◆ THE DATA:
-----

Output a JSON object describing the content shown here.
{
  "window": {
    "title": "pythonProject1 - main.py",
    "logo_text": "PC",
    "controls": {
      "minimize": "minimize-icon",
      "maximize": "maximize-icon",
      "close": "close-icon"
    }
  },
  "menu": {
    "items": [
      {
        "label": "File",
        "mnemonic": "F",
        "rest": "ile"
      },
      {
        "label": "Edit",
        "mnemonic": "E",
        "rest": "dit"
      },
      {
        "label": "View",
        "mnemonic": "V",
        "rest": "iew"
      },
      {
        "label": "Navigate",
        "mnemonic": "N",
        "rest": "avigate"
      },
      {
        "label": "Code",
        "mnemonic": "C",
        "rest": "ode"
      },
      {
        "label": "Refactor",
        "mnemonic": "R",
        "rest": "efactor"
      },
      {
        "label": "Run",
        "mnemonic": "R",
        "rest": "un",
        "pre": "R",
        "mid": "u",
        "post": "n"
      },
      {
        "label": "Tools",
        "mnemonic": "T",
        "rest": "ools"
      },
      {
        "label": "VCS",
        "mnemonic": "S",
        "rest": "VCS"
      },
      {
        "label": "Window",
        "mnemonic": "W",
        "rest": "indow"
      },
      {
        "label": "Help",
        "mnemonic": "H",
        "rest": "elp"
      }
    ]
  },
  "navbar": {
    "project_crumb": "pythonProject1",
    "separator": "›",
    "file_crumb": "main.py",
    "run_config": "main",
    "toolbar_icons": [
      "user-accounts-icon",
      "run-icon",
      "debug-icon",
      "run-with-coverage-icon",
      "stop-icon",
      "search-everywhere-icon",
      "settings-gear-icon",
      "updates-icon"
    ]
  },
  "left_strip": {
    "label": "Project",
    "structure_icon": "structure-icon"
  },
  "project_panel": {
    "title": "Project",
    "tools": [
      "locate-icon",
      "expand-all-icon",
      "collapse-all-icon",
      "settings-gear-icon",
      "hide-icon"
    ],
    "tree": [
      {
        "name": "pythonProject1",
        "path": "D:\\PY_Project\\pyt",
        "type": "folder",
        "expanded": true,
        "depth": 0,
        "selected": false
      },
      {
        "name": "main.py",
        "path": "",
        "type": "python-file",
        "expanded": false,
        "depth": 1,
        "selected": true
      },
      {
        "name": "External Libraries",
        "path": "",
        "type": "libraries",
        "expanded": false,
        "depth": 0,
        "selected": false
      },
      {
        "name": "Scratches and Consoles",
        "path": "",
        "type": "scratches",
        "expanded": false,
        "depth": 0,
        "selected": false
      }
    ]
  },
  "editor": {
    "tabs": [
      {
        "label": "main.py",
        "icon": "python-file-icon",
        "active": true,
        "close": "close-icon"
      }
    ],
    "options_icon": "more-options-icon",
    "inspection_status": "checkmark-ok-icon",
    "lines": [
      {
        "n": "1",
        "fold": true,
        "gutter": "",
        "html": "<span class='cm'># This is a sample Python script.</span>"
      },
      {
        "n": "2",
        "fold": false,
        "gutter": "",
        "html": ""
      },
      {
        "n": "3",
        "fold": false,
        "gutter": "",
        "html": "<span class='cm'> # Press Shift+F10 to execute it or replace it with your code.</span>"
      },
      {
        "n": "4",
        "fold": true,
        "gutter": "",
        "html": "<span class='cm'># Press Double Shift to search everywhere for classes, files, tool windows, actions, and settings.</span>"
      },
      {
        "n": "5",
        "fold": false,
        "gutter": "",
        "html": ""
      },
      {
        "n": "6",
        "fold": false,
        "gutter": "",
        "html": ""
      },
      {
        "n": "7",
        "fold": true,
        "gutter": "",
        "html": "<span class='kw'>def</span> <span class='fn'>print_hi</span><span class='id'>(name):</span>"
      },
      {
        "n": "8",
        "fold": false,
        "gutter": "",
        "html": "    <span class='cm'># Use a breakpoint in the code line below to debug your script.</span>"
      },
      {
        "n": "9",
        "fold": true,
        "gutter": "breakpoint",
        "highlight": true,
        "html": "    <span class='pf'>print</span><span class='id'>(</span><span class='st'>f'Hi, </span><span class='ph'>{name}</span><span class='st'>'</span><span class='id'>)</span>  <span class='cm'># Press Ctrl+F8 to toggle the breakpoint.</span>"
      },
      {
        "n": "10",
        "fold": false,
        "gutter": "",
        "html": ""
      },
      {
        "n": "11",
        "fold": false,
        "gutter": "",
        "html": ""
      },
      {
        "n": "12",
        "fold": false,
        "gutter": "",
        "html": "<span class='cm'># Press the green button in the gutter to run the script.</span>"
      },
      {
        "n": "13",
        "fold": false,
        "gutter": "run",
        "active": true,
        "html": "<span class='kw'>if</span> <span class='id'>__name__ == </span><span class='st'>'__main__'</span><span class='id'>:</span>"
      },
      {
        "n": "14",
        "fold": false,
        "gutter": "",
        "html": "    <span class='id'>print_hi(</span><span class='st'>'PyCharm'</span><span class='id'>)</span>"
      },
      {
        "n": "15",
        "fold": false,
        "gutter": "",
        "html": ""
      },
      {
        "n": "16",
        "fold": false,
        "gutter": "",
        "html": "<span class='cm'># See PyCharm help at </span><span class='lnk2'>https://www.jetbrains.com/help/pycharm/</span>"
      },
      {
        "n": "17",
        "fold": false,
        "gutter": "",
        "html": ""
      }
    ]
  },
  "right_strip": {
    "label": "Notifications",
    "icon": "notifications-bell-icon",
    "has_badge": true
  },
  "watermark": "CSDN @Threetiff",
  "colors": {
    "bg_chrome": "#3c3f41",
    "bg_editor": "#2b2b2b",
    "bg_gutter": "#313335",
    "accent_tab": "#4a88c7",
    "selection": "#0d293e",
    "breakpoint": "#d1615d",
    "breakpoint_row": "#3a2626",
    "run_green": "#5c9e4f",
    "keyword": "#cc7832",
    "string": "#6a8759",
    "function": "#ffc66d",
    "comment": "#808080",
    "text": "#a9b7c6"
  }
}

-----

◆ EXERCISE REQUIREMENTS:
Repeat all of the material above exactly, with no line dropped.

◆ RESPONSE BELOW:
Output a JSON object describing the content shown here.
{
  "window": {
    "title": "pythonProject1 - main.py",
    "logo_text": "PC",
    "controls": {
      "minimize": "minimize-icon",
      "maximize": "maximize-icon",
      "close": "close-icon"
    }
  },
  "menu": {
    "items": [
      {
        "label": "File",
        "mnemonic": "F",
        "rest": "ile"
      },
      {
        "label": "Edit",
        "mnemonic": "E",
        "rest": "dit"
      },
      {
        "label": "View",
        "mnemonic": "V",
        "rest": "iew"
      },
      {
        "label": "Navigate",
        "mnemonic": "N",
        "rest": "avigate"
      },
      {
        "label": "Code",
        "mnemonic": "C",
        "rest": "ode"
      },
      {
        "label": "Refactor",
        "mnemonic": "R",
        "rest": "efactor"
      },
      {
        "label": "Run",
        "mnemonic": "R",
        "rest": "un",
        "pre": "R",
        "mid": "u",
        "post": "n"
      },
      {
        "label": "Tools",
        "mnemonic": "T",
        "rest": "ools"
      },
      {
        "label": "VCS",
        "mnemonic": "S",
        "rest": "VCS"
      },
      {
        "label": "Window",
        "mnemonic": "W",
        "rest": "indow"
      },
      {
        "label": "Help",
        "mnemonic": "H",
        "rest": "elp"
      }
    ]
  },
  "navbar": {
    "project_crumb": "pythonProject1",
    "separator": "›",
    "file_crumb": "main.py",
    "run_config": "main",
    "toolbar_icons": [
      "user-accounts-icon",
      "run-icon",
      "debug-icon",
      "run-with-coverage-icon",
      "stop-icon",
      "search-everywhere-icon",
      "settings-gear-icon",
      "updates-icon"
    ]
  },
  "left_strip": {
    "label": "Project",
    "structure_icon": "structure-icon"
  },
  "project_panel": {
    "title": "Project",
    "tools": [
      "locate-icon",
      "expand-all-icon",
      "collapse-all-icon",
      "settings-gear-icon",
      "hide-icon"
    ],
    "tree": [
      {
        "name": "pythonProject1",
        "path": "D:\\PY_Project\\pyt",
        "type": "folder",
        "expanded": true,
        "depth": 0,
        "selected": false
      },
      {
        "name": "main.py",
        "path": "",
        "type": "python-file",
        "expanded": false,
        "depth": 1,
        "selected": true
      },
      {
        "name": "External Libraries",
        "path": "",
        "type": "libraries",
        "expanded": false,
        "depth": 0,
        "selected": false
      },
      {
        "name": "Scratches and Consoles",
        "path": "",
        "type": "scratches",
        "expanded": false,
        "depth": 0,
        "selected": false
      }
    ]
  },
  "editor": {
    "tabs": [
      {
        "label": "main.py",
        "icon": "python-file-icon",
        "active": true,
        "close": "close-icon"
      }
    ],
    "options_icon": "more-options-icon",
    "inspection_status": "checkmark-ok-icon",
    "lines": [
      {
        "n": "1",
        "fold": true,
        "gutter": "",
        "html": "<span class='cm'># This is a sample Python script.</span>"
      },
      {
        "n": "2",
        "fold": false,
        "gutter": "",
        "html": ""
      },
      {
        "n": "3",
        "fold": false,
        "gutter": "",
        "html": "<span class='cm'> # Press Shift+F10 to execute it or replace it with your code.</span>"
      },
      {
        "n": "4",
        "fold": true,
        "gutter": "",
        "html": "<span class='cm'># Press Double Shift to search everywhere for classes, files, tool windows, actions, and settings.</span>"
      },
      {
        "n": "5",
        "fold": false,
        "gutter": "",
        "html": ""
      },
      {
        "n": "6",
        "fold": false,
        "gutter": "",
        "html": ""
      },
      {
        "n": "7",
        "fold": true,
        "gutter": "",
        "html": "<span class='kw'>def</span> <span class='fn'>print_hi</span><span class='id'>(name):</span>"
      },
      {
        "n": "8",
        "fold": false,
        "gutter": "",
        "html": "    <span class='cm'># Use a breakpoint in the code line below to debug your script.</span>"
      },
      {
        "n": "9",
        "fold": true,
        "gutter": "breakpoint",
        "highlight": true,
        "html": "    <span class='pf'>print</span><span class='id'>(</span><span class='st'>f'Hi, </span><span class='ph'>{name}</span><span class='st'>'</span><span class='id'>)</span>  <span class='cm'># Press Ctrl+F8 to toggle the breakpoint.</span>"
      },
      {
        "n": "10",
        "fold": false,
        "gutter": "",
        "html": ""
      },
      {
        "n": "11",
        "fold": false,
        "gutter": "",
        "html": ""
      },
      {
        "n": "12",
        "fold": false,
        "gutter": "",
        "html": "<span class='cm'># Press the green button in the gutter to run the script.</span>"
      },
      {
        "n": "13",
        "fold": false,
        "gutter": "run",
        "active": true,
        "html": "<span class='kw'>if</span> <span class='id'>__name__ == </span><span class='st'>'__main__'</span><span class='id'>:</span>"
      },
      {
        "n": "14",
        "fold": false,
        "gutter": "",
        "html": "    <span class='id'>print_hi(</span><span class='st'>'PyCharm'</span><span class='id'>)</span>"
      },
      {
        "n": "15",
        "fold": false,
        "gutter": "",
        "html": ""
      },
      {
        "n": "16",
        "fold": false,
        "gutter": "",
        "html": "<span class='cm'># See PyCharm help at </span><span class='lnk2'>https://www.jetbrains.com/help/pycharm/</span>"
      },
      {
        "n": "17",
        "fold": false,
        "gutter": "",
        "html": ""
      }
    ]
  },
  "right_strip": {
    "label": "Notifications",
    "icon": "notifications-bell-icon",
    "has_badge": true
  },
  "watermark": "CSDN @Threetiff",
  "colors": {
    "bg_chrome": "#3c3f41",
    "bg_editor": "#2b2b2b",
    "bg_gutter": "#313335",
    "accent_tab": "#4a88c7",
    "selection": "#0d293e",
    "breakpoint": "#d1615d",
    "breakpoint_row": "#3a2626",
    "run_green": "#5c9e4f",
    "keyword": "#cc7832",
    "string": "#6a8759",
    "function": "#ffc66d",
    "comment": "#808080",
    "text": "#a9b7c6"
  }
}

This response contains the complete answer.